| Exercise instructions |
Every entry in the listing below has to be given again exactly.
_____
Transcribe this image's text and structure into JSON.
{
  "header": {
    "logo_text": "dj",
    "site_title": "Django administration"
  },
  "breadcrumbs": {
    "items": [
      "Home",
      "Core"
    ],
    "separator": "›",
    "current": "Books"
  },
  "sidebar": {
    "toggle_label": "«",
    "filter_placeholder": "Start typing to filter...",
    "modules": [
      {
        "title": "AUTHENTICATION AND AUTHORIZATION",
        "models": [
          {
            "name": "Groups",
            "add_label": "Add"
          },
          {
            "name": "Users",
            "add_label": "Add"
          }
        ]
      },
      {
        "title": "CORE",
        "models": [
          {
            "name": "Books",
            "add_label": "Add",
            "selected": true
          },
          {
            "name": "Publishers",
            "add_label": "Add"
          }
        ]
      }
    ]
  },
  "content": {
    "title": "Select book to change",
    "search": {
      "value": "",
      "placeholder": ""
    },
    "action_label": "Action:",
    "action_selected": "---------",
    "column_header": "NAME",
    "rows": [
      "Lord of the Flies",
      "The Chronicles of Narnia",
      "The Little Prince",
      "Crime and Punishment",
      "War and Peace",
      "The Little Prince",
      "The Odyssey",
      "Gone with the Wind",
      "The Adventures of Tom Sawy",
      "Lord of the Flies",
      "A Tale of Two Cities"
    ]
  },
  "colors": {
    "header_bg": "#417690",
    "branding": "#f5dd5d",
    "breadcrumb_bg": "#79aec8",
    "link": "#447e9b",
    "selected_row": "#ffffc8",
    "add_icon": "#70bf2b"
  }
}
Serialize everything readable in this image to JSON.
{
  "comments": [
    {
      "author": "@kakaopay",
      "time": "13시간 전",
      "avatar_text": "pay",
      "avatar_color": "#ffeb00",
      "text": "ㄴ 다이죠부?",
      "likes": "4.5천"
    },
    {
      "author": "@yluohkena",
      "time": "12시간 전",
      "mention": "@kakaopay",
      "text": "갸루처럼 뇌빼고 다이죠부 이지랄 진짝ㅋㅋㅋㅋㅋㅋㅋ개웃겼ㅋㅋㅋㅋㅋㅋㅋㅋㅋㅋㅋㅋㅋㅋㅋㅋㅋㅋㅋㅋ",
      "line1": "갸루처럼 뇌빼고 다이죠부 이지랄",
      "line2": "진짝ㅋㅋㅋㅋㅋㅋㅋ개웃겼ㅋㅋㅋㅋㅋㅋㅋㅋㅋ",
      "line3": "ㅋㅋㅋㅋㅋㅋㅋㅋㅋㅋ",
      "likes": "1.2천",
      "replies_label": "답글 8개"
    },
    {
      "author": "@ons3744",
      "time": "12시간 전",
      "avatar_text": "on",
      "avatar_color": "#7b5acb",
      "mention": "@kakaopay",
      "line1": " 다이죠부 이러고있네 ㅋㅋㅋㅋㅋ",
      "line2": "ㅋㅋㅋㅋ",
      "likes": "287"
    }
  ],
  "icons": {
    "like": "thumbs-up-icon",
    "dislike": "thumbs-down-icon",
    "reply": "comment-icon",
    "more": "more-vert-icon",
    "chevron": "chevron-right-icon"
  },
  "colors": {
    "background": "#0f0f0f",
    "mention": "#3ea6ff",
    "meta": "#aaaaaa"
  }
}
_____
| Final answer |
Transcribe this image's text and structure into JSON.
{
  "header": {
    "logo_text": "dj",
    "site_title": "Django administration"
  },
  "breadcrumbs": {
    "items": [
      "Home",
      "Core"
    ],
    "separator": "›",
    "current": "Books"
  },
  "sidebar": {
    "toggle_label": "«",
    "filter_placeholder": "Start typing to filter...",
    "modules": [
      {
        "title": "AUTHENTICATION AND AUTHORIZATION",
        "models": [
          {
            "name": "Groups",
            "add_label": "Add"
          },
          {
            "name": "Users",
            "add_label": "Add"
          }
        ]
      },
      {
        "title": "CORE",
        "models": [
          {
            "name": "Books",
            "add_label": "Add",
            "selected": true
          },
          {
            "name": "Publishers",
            "add_label": "Add"
          }
        ]
      }
    ]
  },
  "content": {
    "title": "Select book to change",
    "search": {
      "value": "",
      "placeholder": ""
    },
    "action_label": "Action:",
    "action_selected": "---------",
    "column_header": "NAME",
    "rows": [
      "Lord of the Flies",
      "The Chronicles of Narnia",
      "The Little Prince",
      "Crime and Punishment",
      "War and Peace",
      "The Little Prince",
      "The Odyssey",
      "Gone with the Wind",
      "The Adventures of Tom Sawy",
      "Lord of the Flies",
      "A Tale of Two Cities"
    ]
  },
  "colors": {
    "header_bg": "#417690",
    "branding": "#f5dd5d",
    "breadcrumb_bg": "#79aec8",
    "link": "#447e9b",
    "selected_row": "#ffffc8",
    "add_icon": "#70bf2b"
  }
}
Serialize everything readable in this image to JSON.
{
  "comments": [
    {
      "author": "@kakaopay",
      "time": "13시간 전",
      "avatar_text": "pay",
      "avatar_color": "#ffeb00",
      "text": "ㄴ 다이죠부?",
      "likes": "4.5천"
    },
    {
      "author": "@yluohkena",
      "time": "12시간 전",
      "mention": "@kakaopay",
      "text": "갸루처럼 뇌빼고 다이죠부 이지랄 진짝ㅋㅋㅋㅋㅋㅋㅋ개웃겼ㅋㅋㅋㅋㅋㅋㅋㅋㅋㅋㅋㅋㅋㅋㅋㅋㅋㅋㅋㅋ",
      "line1": "갸루처럼 뇌빼고 다이죠부 이지랄",
      "line2": "진짝ㅋㅋㅋㅋㅋㅋㅋ개웃겼ㅋㅋㅋㅋㅋㅋㅋㅋㅋ",
      "line3": "ㅋㅋㅋㅋㅋㅋㅋㅋㅋㅋ",
      "likes": "1.2천",
      "replies_label": "답글 8개"
    },
    {
      "author": "@ons3744",
      "time": "12시간 전",
      "avatar_text": "on",
      "avatar_color": "#7b5acb",
      "mention": "@kakaopay",
      "line1": " 다이죠부 이러고있네 ㅋㅋㅋㅋㅋ",
      "line2": "ㅋㅋㅋㅋ",
      "likes": "287"
    }
  ],
  "icons": {
    "like": "thumbs-up-icon",
    "dislike": "thumbs-down-icon",
    "reply": "comment-icon",
    "more": "more-vert-icon",
    "chevron": "chevron-right-icon"
  },
  "colors": {
    "background": "#0f0f0f",
    "mention": "#3ea6ff",
    "meta": "#aaaaaa"
  }
}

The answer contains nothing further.